> Your instructions
If a line in the entries below includes "this", pick it out and copy it.

> Exercise material
------------------------
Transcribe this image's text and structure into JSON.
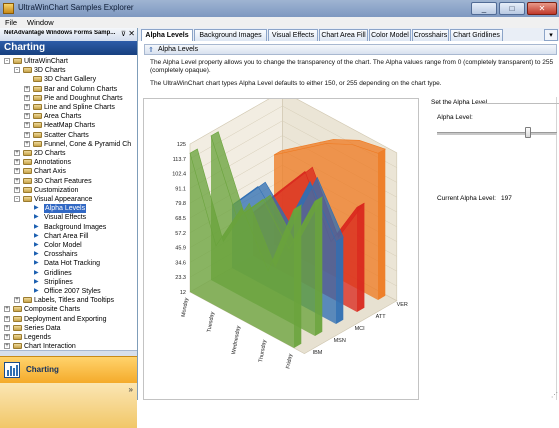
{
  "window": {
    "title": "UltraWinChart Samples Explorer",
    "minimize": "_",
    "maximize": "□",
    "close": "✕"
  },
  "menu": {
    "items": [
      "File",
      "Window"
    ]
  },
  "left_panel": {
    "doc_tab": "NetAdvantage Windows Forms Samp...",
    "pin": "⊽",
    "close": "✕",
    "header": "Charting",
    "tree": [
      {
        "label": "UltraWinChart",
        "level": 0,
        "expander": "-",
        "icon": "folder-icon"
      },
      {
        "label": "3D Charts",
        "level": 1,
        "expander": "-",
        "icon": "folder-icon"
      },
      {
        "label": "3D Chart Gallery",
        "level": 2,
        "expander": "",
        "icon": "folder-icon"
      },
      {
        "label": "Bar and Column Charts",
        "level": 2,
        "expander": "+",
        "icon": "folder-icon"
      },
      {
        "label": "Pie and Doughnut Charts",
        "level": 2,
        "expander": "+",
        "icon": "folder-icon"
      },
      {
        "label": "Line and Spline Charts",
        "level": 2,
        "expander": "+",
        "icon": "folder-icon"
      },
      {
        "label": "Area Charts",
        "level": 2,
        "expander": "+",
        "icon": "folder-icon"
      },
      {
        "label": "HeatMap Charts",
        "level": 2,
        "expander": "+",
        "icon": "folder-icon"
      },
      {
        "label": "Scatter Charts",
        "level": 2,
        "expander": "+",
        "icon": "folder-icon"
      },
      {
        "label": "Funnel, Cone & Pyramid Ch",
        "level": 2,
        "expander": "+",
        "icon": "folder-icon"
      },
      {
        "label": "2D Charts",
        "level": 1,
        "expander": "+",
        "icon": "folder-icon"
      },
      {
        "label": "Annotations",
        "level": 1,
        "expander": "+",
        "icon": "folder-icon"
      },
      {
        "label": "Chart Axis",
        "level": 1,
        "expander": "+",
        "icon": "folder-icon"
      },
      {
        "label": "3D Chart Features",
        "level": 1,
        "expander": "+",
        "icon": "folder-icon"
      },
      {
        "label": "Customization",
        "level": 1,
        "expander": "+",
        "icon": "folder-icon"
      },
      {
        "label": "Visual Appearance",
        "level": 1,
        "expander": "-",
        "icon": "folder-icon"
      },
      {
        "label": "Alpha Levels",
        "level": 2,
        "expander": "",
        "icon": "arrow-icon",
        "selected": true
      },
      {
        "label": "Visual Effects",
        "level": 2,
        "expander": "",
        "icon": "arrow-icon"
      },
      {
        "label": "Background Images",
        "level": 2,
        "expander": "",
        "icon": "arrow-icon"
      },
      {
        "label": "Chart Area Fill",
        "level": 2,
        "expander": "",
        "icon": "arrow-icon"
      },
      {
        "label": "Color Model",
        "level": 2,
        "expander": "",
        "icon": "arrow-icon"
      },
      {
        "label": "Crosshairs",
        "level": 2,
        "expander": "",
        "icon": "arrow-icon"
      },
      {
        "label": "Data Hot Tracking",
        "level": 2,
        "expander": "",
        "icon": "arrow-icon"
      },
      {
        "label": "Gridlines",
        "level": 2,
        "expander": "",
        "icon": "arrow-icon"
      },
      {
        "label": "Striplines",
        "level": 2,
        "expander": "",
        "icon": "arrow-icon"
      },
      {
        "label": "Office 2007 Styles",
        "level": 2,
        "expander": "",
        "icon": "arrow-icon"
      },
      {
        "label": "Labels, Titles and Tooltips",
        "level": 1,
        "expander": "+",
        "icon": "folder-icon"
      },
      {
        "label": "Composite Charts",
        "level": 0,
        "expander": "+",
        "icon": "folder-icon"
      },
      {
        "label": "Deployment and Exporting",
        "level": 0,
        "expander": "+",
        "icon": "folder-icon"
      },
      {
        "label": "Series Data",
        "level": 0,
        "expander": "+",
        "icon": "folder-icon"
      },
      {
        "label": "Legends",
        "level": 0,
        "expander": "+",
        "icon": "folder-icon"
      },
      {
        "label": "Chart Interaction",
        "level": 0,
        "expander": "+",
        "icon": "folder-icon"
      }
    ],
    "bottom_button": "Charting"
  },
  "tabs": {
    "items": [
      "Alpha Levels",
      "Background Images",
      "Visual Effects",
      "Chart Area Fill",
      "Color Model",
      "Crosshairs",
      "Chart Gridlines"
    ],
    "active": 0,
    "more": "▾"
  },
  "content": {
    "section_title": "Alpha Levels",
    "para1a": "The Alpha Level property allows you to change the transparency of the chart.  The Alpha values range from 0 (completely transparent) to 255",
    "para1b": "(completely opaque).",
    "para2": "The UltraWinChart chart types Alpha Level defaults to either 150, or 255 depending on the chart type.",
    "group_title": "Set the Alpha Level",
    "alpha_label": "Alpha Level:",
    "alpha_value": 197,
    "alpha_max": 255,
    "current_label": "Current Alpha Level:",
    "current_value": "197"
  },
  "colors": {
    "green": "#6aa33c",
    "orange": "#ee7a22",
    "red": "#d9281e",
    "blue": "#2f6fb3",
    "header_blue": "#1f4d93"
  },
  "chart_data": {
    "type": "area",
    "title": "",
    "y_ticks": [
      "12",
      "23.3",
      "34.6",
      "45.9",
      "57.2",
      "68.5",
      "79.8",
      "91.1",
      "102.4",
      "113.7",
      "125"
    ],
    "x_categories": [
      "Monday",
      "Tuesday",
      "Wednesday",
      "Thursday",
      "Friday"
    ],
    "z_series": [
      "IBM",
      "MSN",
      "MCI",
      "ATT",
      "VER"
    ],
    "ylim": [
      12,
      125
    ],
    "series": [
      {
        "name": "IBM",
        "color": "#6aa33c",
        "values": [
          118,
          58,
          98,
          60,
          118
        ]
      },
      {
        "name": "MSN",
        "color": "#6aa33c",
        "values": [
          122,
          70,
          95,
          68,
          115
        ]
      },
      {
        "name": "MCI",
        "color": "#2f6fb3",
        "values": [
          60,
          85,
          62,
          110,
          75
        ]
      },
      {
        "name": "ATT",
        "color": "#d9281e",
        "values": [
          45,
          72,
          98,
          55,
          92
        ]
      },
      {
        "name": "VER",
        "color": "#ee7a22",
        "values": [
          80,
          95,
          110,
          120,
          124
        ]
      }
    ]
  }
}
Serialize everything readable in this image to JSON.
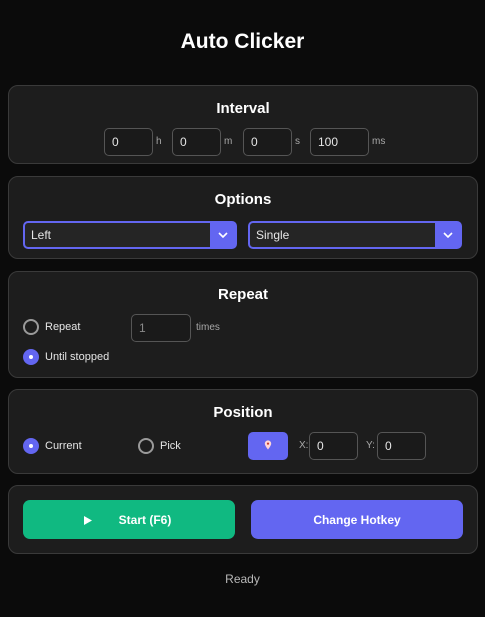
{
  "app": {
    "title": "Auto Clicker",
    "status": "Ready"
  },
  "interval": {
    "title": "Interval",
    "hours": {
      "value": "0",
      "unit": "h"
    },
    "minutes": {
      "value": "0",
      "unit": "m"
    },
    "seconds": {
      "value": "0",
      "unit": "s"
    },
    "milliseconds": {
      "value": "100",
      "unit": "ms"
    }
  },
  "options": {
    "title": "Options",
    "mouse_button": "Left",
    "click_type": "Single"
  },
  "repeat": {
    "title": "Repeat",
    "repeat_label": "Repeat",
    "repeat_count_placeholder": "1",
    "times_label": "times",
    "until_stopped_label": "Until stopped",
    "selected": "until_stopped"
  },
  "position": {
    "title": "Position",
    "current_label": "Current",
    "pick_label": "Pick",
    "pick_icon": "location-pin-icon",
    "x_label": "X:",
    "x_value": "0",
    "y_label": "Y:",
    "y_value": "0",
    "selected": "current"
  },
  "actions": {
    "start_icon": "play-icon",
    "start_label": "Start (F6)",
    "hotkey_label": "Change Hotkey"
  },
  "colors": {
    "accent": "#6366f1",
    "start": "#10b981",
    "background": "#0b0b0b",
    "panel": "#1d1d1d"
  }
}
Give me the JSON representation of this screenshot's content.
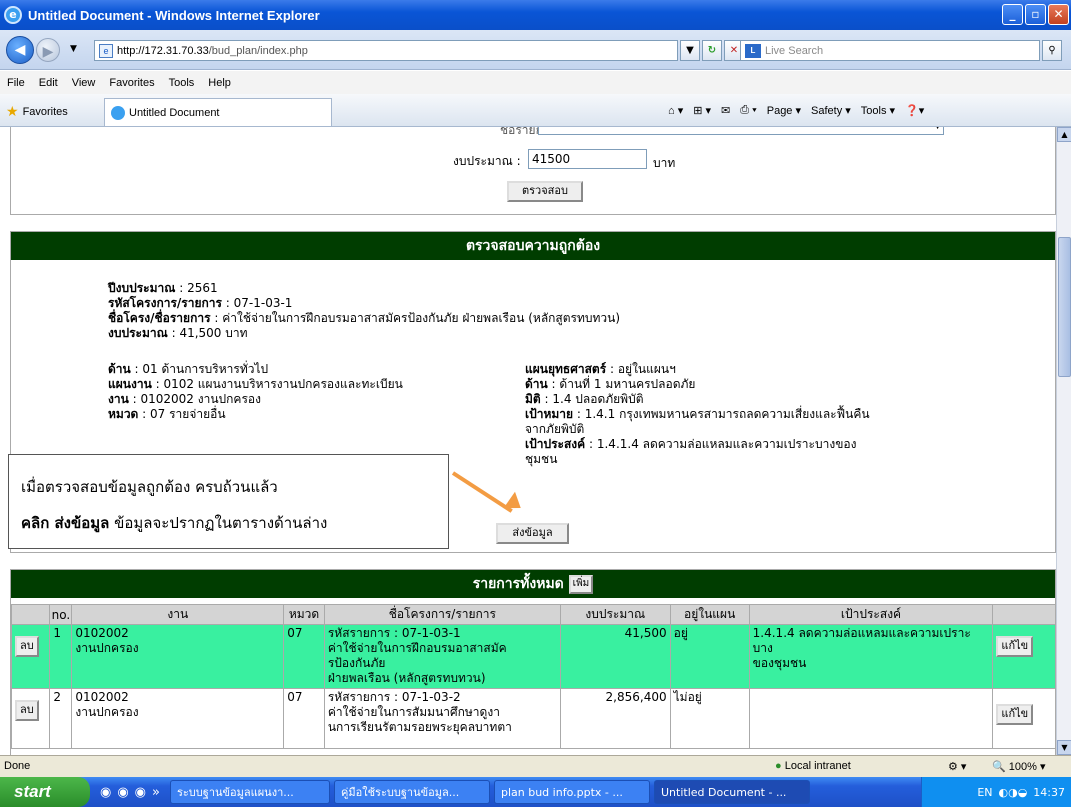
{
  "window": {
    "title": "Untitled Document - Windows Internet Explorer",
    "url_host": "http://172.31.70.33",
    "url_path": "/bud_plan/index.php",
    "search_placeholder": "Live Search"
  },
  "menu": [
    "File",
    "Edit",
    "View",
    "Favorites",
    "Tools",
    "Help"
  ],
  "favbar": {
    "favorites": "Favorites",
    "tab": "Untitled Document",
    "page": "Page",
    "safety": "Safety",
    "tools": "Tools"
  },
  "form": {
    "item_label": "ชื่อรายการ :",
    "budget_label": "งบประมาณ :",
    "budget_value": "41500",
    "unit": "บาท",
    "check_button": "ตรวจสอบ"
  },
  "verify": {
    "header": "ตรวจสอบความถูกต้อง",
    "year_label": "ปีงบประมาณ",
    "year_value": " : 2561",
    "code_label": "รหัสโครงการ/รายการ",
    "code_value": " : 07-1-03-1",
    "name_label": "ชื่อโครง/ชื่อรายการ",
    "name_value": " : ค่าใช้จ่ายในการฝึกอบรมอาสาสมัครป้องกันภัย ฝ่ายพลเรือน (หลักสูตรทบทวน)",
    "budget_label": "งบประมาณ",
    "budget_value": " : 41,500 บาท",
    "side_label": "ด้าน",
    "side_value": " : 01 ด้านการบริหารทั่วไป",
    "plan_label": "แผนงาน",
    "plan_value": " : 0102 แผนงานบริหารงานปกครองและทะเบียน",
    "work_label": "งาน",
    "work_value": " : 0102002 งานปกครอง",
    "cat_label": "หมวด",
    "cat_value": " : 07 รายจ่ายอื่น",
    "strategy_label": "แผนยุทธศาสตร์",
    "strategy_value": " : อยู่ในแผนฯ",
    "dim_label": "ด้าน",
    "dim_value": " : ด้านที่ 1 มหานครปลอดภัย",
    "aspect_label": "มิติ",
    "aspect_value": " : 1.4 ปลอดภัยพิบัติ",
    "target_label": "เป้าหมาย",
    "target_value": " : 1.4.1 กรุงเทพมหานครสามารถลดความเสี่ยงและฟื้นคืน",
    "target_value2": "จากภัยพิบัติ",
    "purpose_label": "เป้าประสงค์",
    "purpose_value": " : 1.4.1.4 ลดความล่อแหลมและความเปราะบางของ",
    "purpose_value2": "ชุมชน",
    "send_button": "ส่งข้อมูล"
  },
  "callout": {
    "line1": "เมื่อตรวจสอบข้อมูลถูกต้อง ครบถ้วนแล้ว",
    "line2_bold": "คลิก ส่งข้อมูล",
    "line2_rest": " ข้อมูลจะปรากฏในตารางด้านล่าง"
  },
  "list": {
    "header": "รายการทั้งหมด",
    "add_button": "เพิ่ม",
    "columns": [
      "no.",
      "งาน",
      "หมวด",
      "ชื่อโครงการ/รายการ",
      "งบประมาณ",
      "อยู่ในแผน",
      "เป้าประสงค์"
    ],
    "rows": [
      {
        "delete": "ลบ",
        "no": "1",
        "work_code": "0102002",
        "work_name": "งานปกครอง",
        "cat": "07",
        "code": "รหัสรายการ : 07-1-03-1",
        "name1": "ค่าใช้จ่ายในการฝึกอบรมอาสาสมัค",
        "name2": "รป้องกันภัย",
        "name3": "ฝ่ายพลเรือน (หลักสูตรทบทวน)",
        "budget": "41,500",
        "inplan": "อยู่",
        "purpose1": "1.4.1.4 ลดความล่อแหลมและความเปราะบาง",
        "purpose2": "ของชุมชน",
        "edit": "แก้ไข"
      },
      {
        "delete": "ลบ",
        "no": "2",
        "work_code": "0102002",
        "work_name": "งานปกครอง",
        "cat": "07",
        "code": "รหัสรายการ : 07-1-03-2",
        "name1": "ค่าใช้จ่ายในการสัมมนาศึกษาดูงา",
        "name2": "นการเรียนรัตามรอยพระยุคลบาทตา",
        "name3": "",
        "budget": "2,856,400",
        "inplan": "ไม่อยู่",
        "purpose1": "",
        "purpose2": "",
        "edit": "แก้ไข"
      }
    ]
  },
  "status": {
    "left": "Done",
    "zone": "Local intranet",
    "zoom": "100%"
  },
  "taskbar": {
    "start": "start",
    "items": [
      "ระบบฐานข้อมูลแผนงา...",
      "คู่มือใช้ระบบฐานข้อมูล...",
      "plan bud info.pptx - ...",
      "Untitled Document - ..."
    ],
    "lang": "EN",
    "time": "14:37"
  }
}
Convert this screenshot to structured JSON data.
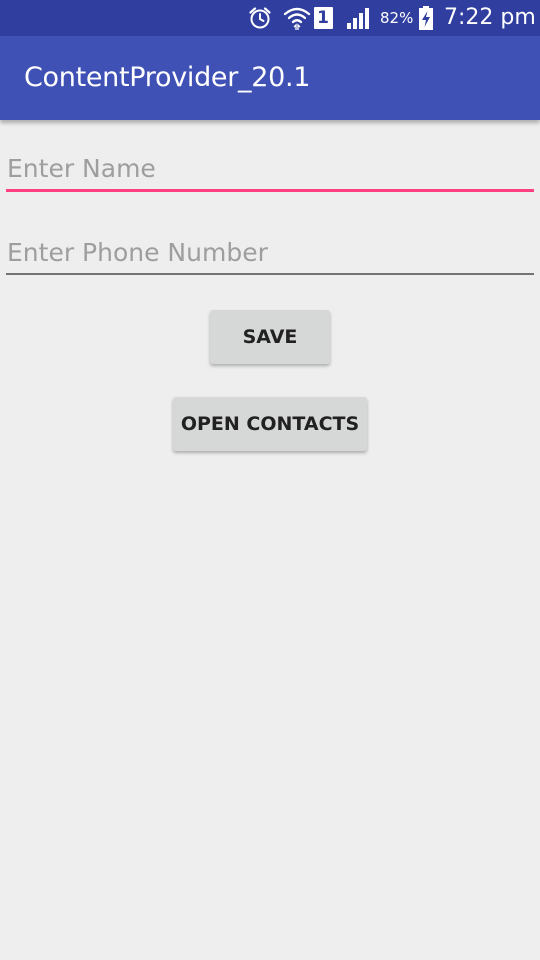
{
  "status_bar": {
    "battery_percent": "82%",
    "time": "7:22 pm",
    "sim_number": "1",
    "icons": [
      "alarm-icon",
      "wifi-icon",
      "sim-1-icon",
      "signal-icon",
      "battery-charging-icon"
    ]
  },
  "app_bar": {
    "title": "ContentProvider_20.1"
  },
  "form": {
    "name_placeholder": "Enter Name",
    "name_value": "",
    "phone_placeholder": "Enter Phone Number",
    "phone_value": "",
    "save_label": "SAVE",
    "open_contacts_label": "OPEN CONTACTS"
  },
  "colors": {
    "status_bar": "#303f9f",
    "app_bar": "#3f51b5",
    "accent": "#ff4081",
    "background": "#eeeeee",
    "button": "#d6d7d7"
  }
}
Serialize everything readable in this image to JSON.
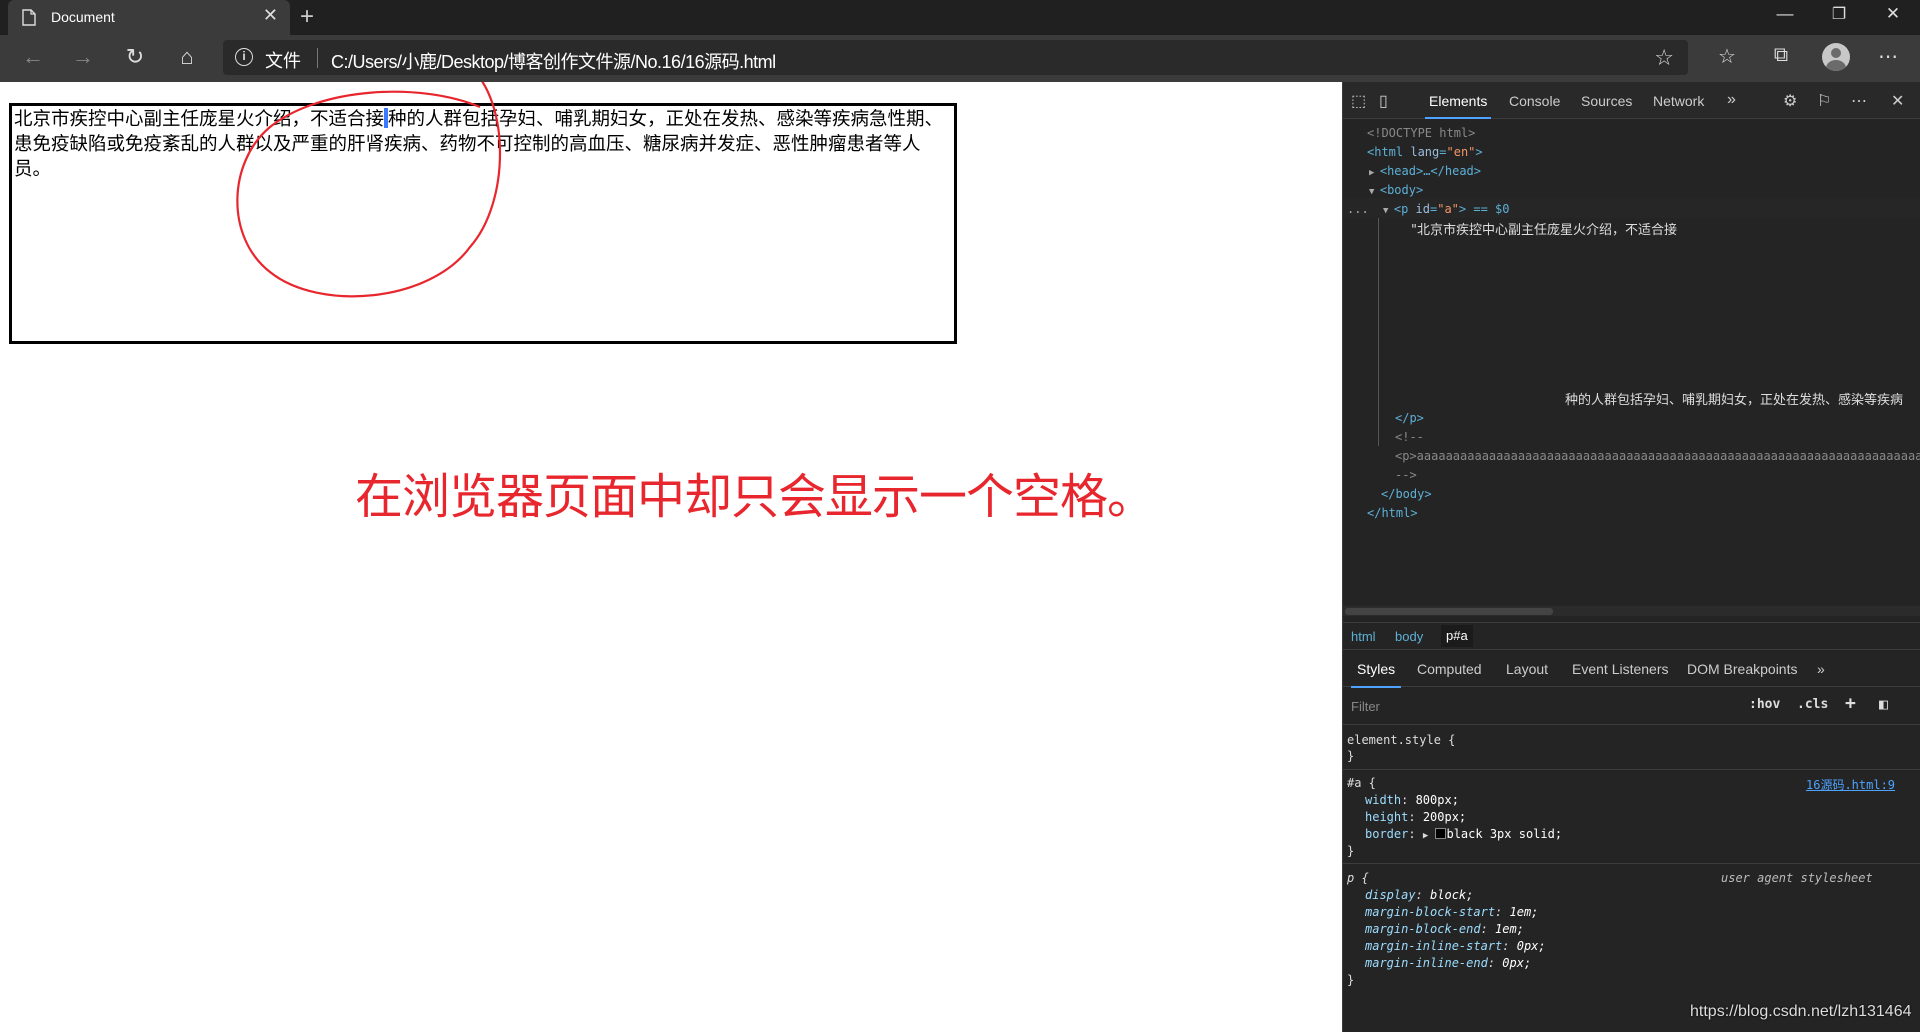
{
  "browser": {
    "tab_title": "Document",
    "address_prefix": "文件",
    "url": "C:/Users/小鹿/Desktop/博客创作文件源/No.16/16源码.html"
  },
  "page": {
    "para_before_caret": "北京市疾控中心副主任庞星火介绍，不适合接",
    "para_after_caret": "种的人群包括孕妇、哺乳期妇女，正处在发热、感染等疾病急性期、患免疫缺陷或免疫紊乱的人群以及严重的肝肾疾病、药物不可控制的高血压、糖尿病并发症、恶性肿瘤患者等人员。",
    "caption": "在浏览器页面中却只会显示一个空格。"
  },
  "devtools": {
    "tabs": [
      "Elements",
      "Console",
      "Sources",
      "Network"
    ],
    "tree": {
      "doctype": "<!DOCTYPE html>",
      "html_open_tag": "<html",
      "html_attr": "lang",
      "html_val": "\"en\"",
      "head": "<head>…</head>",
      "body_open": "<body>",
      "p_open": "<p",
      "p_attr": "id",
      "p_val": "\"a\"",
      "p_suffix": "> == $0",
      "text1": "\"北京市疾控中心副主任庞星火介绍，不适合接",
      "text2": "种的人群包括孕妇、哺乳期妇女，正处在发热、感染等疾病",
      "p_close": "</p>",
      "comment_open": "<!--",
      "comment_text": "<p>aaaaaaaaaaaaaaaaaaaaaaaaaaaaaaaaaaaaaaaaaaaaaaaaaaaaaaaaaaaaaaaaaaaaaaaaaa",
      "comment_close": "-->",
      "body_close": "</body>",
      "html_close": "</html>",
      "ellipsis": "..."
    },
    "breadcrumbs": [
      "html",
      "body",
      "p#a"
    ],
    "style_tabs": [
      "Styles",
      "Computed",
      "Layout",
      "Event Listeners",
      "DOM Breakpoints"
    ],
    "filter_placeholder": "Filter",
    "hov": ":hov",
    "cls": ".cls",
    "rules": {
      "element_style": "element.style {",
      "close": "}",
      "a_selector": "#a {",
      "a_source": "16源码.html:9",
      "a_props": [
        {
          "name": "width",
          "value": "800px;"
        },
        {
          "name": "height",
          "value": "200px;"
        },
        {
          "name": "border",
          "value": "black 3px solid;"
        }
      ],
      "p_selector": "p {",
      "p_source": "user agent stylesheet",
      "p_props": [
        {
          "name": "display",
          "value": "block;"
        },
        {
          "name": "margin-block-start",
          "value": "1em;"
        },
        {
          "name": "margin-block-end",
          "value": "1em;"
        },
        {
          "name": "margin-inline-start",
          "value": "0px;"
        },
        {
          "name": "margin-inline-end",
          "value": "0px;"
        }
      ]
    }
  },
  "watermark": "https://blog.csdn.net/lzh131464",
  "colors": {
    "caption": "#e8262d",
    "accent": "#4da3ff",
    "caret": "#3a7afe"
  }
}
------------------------
> Exercise response
Transcribe this image's text and structure into JSON.
Serialize everything readable in this image to JSON.
Give me the JSON representation of this screenshot's content.
Convert this screenshot to structured JSON data.
Serialize everything readable in this image to JSON.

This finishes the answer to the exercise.